#### [WORK ORDER]
Although the records contain pictures, only their text should be repeated, exactly as it stands.

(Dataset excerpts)
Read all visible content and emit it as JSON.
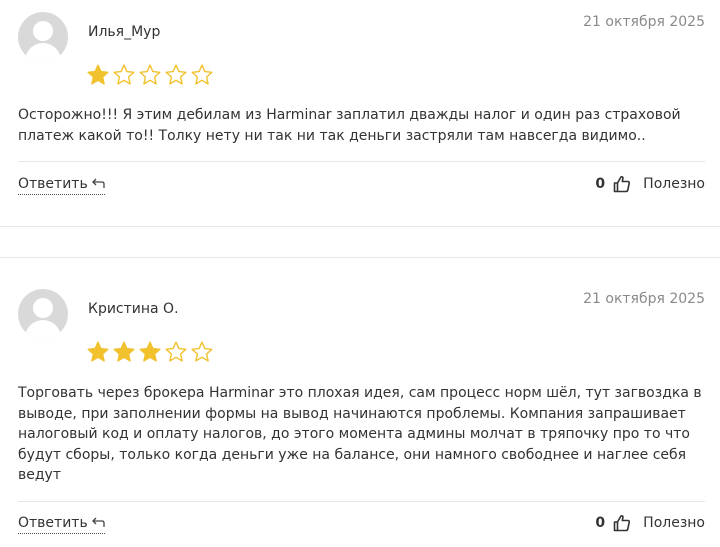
{
  "colors": {
    "star_filled": "#F2C12E",
    "star_empty": "#F2C12E",
    "date": "#8a8a8a",
    "text": "#333333"
  },
  "reviews": [
    {
      "author": "Илья_Мур",
      "date": "21 октября 2025",
      "rating": 1,
      "max_rating": 5,
      "text": "Осторожно!!! Я этим дебилам из Harminar заплатил дважды налог и один раз страховой платеж какой то!! Толку нету ни так ни так деньги застряли там навсегда видимо..",
      "reply_label": "Ответить",
      "useful_count": "0",
      "useful_label": "Полезно"
    },
    {
      "author": "Кристина О.",
      "date": "21 октября 2025",
      "rating": 3,
      "max_rating": 5,
      "text": "Торговать через брокера Harminar это плохая идея, сам процесс норм шёл, тут загвоздка в выводе, при заполнении формы на вывод начинаются проблемы. Компания запрашивает налоговый код и оплату налогов, до этого момента админы молчат в тряпочку про то что будут сборы, только когда деньги уже на балансе, они намного свободнее и наглее себя ведут",
      "reply_label": "Ответить",
      "useful_count": "0",
      "useful_label": "Полезно"
    }
  ]
}
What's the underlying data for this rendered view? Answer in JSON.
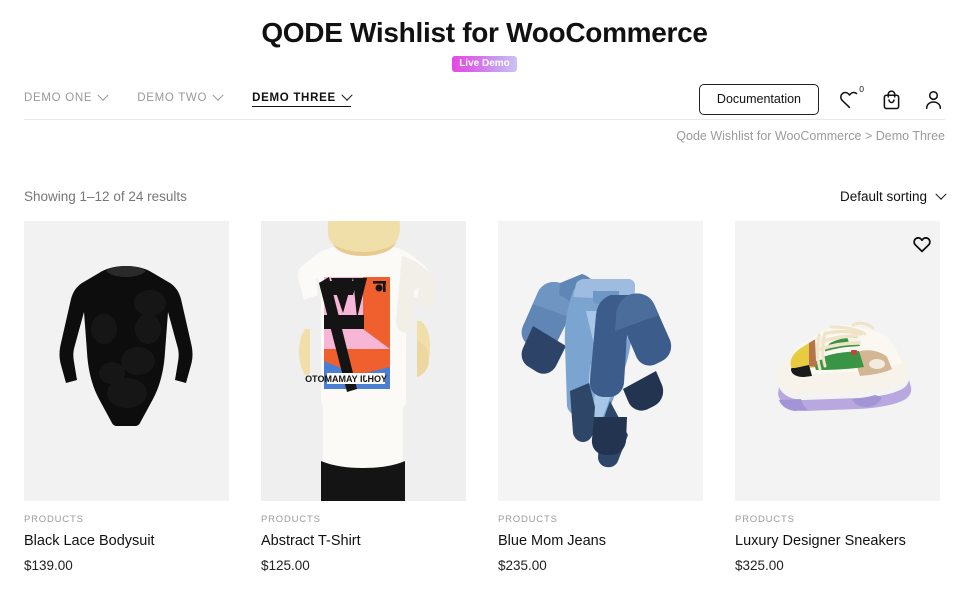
{
  "header": {
    "site_title": "QODE Wishlist for WooCommerce",
    "badge": "Live Demo",
    "badge_gradient_from": "#e548e5",
    "badge_gradient_to": "#cfc0f5"
  },
  "nav": {
    "items": [
      {
        "label": "DEMO ONE",
        "active": false,
        "icon": "chevron-down-icon"
      },
      {
        "label": "DEMO TWO",
        "active": false,
        "icon": "chevron-down-icon"
      },
      {
        "label": "DEMO THREE",
        "active": true,
        "icon": "chevron-down-icon"
      }
    ],
    "documentation_label": "Documentation",
    "wishlist_icon": "heart-icon",
    "wishlist_count": "0",
    "cart_icon": "shopping-bag-icon",
    "account_icon": "user-icon"
  },
  "breadcrumb": {
    "text": "Qode Wishlist for WooCommerce > Demo Three",
    "root": "Qode Wishlist for WooCommerce",
    "separator": ">",
    "current": "Demo Three"
  },
  "toolbar": {
    "results_text": "Showing 1–12 of 24 results",
    "sorting_label": "Default sorting",
    "sorting_icon": "chevron-down-icon",
    "sorting_options": [
      "Default sorting"
    ]
  },
  "products": [
    {
      "category": "PRODUCTS",
      "title": "Black Lace Bodysuit",
      "price": "$139.00",
      "image": "black-long-sleeve-lace-bodysuit",
      "wishlist_icon": "heart-icon"
    },
    {
      "category": "PRODUCTS",
      "title": "Abstract T-Shirt",
      "price": "$125.00",
      "image": "white-tshirt-abstract-back-print-on-model",
      "wishlist_icon": "heart-icon"
    },
    {
      "category": "PRODUCTS",
      "title": "Blue Mom Jeans",
      "price": "$235.00",
      "image": "three-pairs-blue-denim-jeans",
      "wishlist_icon": "heart-icon"
    },
    {
      "category": "PRODUCTS",
      "title": "Luxury Designer Sneakers",
      "price": "$325.00",
      "image": "chunky-cream-green-sneaker-lavender-sole",
      "wishlist_icon": "heart-icon"
    }
  ],
  "colors": {
    "text_dark": "#111111",
    "text_muted": "#9b9b9b",
    "thumb_background": "#f2f2f2",
    "divider": "#e9e9e9"
  }
}
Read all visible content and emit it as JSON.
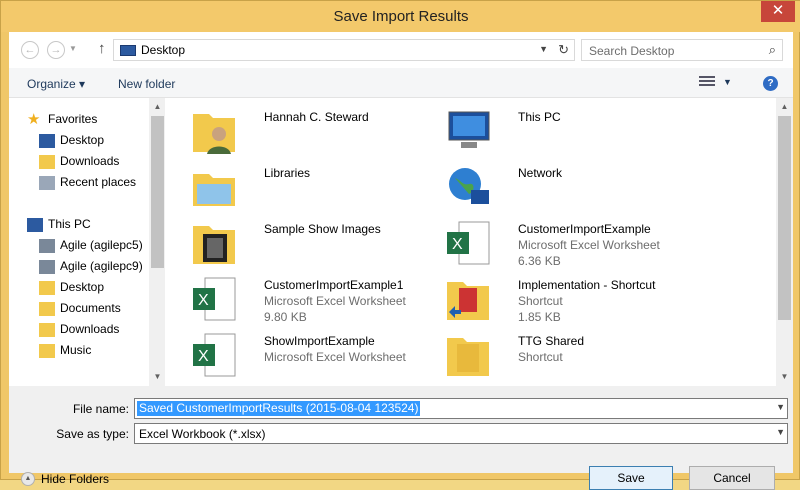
{
  "window": {
    "title": "Save Import Results",
    "close_label": "✕"
  },
  "address": {
    "location": "Desktop",
    "search_placeholder": "Search Desktop"
  },
  "toolbar": {
    "organize_label": "Organize ▾",
    "new_folder_label": "New folder",
    "help_label": "?"
  },
  "nav": {
    "favorites_label": "Favorites",
    "favorites": [
      {
        "label": "Desktop"
      },
      {
        "label": "Downloads"
      },
      {
        "label": "Recent places"
      }
    ],
    "thispc_label": "This PC",
    "thispc": [
      {
        "label": "Agile (agilepc5)"
      },
      {
        "label": "Agile (agilepc9)"
      },
      {
        "label": "Desktop"
      },
      {
        "label": "Documents"
      },
      {
        "label": "Downloads"
      },
      {
        "label": "Music"
      }
    ]
  },
  "items": [
    {
      "name": "Hannah C. Steward",
      "type": "",
      "size": "",
      "icon": "user-folder-icon"
    },
    {
      "name": "This PC",
      "type": "",
      "size": "",
      "icon": "computer-icon"
    },
    {
      "name": "Libraries",
      "type": "",
      "size": "",
      "icon": "libraries-icon"
    },
    {
      "name": "Network",
      "type": "",
      "size": "",
      "icon": "network-icon"
    },
    {
      "name": "Sample Show Images",
      "type": "",
      "size": "",
      "icon": "image-folder-icon"
    },
    {
      "name": "CustomerImportExample",
      "type": "Microsoft Excel Worksheet",
      "size": "6.36 KB",
      "icon": "excel-icon"
    },
    {
      "name": "CustomerImportExample1",
      "type": "Microsoft Excel Worksheet",
      "size": "9.80 KB",
      "icon": "excel-icon"
    },
    {
      "name": "Implementation - Shortcut",
      "type": "Shortcut",
      "size": "1.85 KB",
      "icon": "shortcut-folder-icon"
    },
    {
      "name": "ShowImportExample",
      "type": "Microsoft Excel Worksheet",
      "size": "",
      "icon": "excel-icon"
    },
    {
      "name": "TTG Shared",
      "type": "Shortcut",
      "size": "",
      "icon": "shortcut-folder-icon"
    }
  ],
  "form": {
    "file_name_label": "File name:",
    "file_name_value": "Saved CustomerImportResults (2015-08-04 123524)",
    "save_type_label": "Save as type:",
    "save_type_value": "Excel Workbook (*.xlsx)",
    "hide_folders_label": "Hide Folders",
    "save_label": "Save",
    "cancel_label": "Cancel"
  },
  "colors": {
    "title_bar": "#f3c96b",
    "close": "#c7463a",
    "selection": "#3399ff",
    "excel_green": "#217346",
    "folder": "#f2c94c"
  }
}
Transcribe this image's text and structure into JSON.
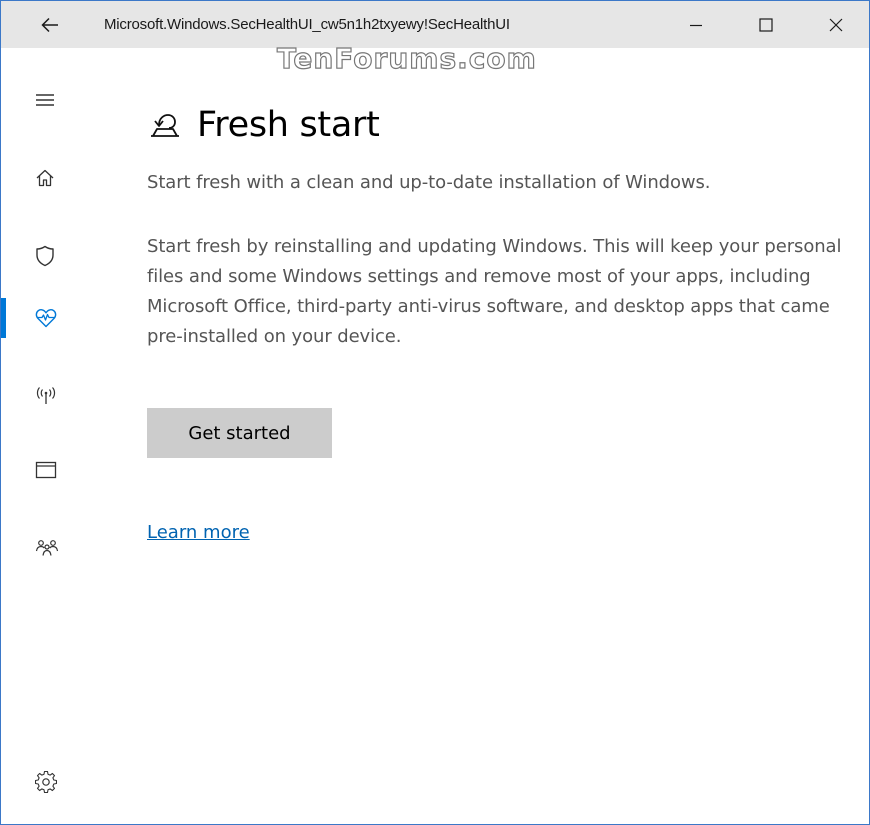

#### [ANSWER FOR THIS EXERCISE]
Read all visible content and emit it as JSON.
{
  "colors": {
    "star_filled": "#F2C12E",
    "star_empty": "#F2C12E",
    "date": "#8a8a8a",
    "text": "#333333"
  },
  "reviews": [
    {
      "author": "Илья_Мур",
      "date": "21 октября 2025",
      "rating": 1,
      "max_rating": 5,
      "text": "Осторожно!!! Я этим дебилам из Harminar заплатил дважды налог и один раз страховой платеж какой то!! Толку нету ни так ни так деньги застряли там навсегда видимо..",
      "reply_label": "Ответить",
      "useful_count": "0",
      "useful_label": "Полезно"
    },
    {
      "author": "Кристина О.",
      "date": "21 октября 2025",
      "rating": 3,
      "max_rating": 5,
      "text": "Торговать через брокера Harminar это плохая идея, сам процесс норм шёл, тут загвоздка в выводе, при заполнении формы на вывод начинаются проблемы. Компания запрашивает налоговый код и оплату налогов, до этого момента админы молчат в тряпочку про то что будут сборы, только когда деньги уже на балансе, они намного свободнее и наглее себя ведут",
      "reply_label": "Ответить",
      "useful_count": "0",
      "useful_label": "Полезно"
    }
  ]
}
What's the underlying data for this rendered view? Answer in JSON.
{
  "header": {
    "site_title": "QODE Wishlist for WooCommerce",
    "badge": "Live Demo",
    "badge_gradient_from": "#e548e5",
    "badge_gradient_to": "#cfc0f5"
  },
  "nav": {
    "items": [
      {
        "label": "DEMO ONE",
        "active": false,
        "icon": "chevron-down-icon"
      },
      {
        "label": "DEMO TWO",
        "active": false,
        "icon": "chevron-down-icon"
      },
      {
        "label": "DEMO THREE",
        "active": true,
        "icon": "chevron-down-icon"
      }
    ],
    "documentation_label": "Documentation",
    "wishlist_icon": "heart-icon",
    "wishlist_count": "0",
    "cart_icon": "shopping-bag-icon",
    "account_icon": "user-icon"
  },
  "breadcrumb": {
    "text": "Qode Wishlist for WooCommerce > Demo Three",
    "root": "Qode Wishlist for WooCommerce",
    "separator": ">",
    "current": "Demo Three"
  },
  "toolbar": {
    "results_text": "Showing 1–12 of 24 results",
    "sorting_label": "Default sorting",
    "sorting_icon": "chevron-down-icon",
    "sorting_options": [
      "Default sorting"
    ]
  },
  "products": [
    {
      "category": "PRODUCTS",
      "title": "Black Lace Bodysuit",
      "price": "$139.00",
      "image": "black-long-sleeve-lace-bodysuit",
      "wishlist_icon": "heart-icon"
    },
    {
      "category": "PRODUCTS",
      "title": "Abstract T-Shirt",
      "price": "$125.00",
      "image": "white-tshirt-abstract-back-print-on-model",
      "wishlist_icon": "heart-icon"
    },
    {
      "category": "PRODUCTS",
      "title": "Blue Mom Jeans",
      "price": "$235.00",
      "image": "three-pairs-blue-denim-jeans",
      "wishlist_icon": "heart-icon"
    },
    {
      "category": "PRODUCTS",
      "title": "Luxury Designer Sneakers",
      "price": "$325.00",
      "image": "chunky-cream-green-sneaker-lavender-sole",
      "wishlist_icon": "heart-icon"
    }
  ],
  "colors": {
    "text_dark": "#111111",
    "text_muted": "#9b9b9b",
    "thumb_background": "#f2f2f2",
    "divider": "#e9e9e9"
  }
}
Read all visible content and emit it as JSON.
{
  "window": {
    "title": "Save Import Results",
    "close_label": "✕"
  },
  "address": {
    "location": "Desktop",
    "search_placeholder": "Search Desktop"
  },
  "toolbar": {
    "organize_label": "Organize ▾",
    "new_folder_label": "New folder",
    "help_label": "?"
  },
  "nav": {
    "favorites_label": "Favorites",
    "favorites": [
      {
        "label": "Desktop"
      },
      {
        "label": "Downloads"
      },
      {
        "label": "Recent places"
      }
    ],
    "thispc_label": "This PC",
    "thispc": [
      {
        "label": "Agile (agilepc5)"
      },
      {
        "label": "Agile (agilepc9)"
      },
      {
        "label": "Desktop"
      },
      {
        "label": "Documents"
      },
      {
        "label": "Downloads"
      },
      {
        "label": "Music"
      }
    ]
  },
  "items": [
    {
      "name": "Hannah C. Steward",
      "type": "",
      "size": "",
      "icon": "user-folder-icon"
    },
    {
      "name": "This PC",
      "type": "",
      "size": "",
      "icon": "computer-icon"
    },
    {
      "name": "Libraries",
      "type": "",
      "size": "",
      "icon": "libraries-icon"
    },
    {
      "name": "Network",
      "type": "",
      "size": "",
      "icon": "network-icon"
    },
    {
      "name": "Sample Show Images",
      "type": "",
      "size": "",
      "icon": "image-folder-icon"
    },
    {
      "name": "CustomerImportExample",
      "type": "Microsoft Excel Worksheet",
      "size": "6.36 KB",
      "icon": "excel-icon"
    },
    {
      "name": "CustomerImportExample1",
      "type": "Microsoft Excel Worksheet",
      "size": "9.80 KB",
      "icon": "excel-icon"
    },
    {
      "name": "Implementation - Shortcut",
      "type": "Shortcut",
      "size": "1.85 KB",
      "icon": "shortcut-folder-icon"
    },
    {
      "name": "ShowImportExample",
      "type": "Microsoft Excel Worksheet",
      "size": "",
      "icon": "excel-icon"
    },
    {
      "name": "TTG Shared",
      "type": "Shortcut",
      "size": "",
      "icon": "shortcut-folder-icon"
    }
  ],
  "form": {
    "file_name_label": "File name:",
    "file_name_value": "Saved CustomerImportResults (2015-08-04 123524)",
    "save_type_label": "Save as type:",
    "save_type_value": "Excel Workbook (*.xlsx)",
    "hide_folders_label": "Hide Folders",
    "save_label": "Save",
    "cancel_label": "Cancel"
  },
  "colors": {
    "title_bar": "#f3c96b",
    "close": "#c7463a",
    "selection": "#3399ff",
    "excel_green": "#217346",
    "folder": "#f2c94c"
  }
}
Transcribe this image's text and structure into JSON.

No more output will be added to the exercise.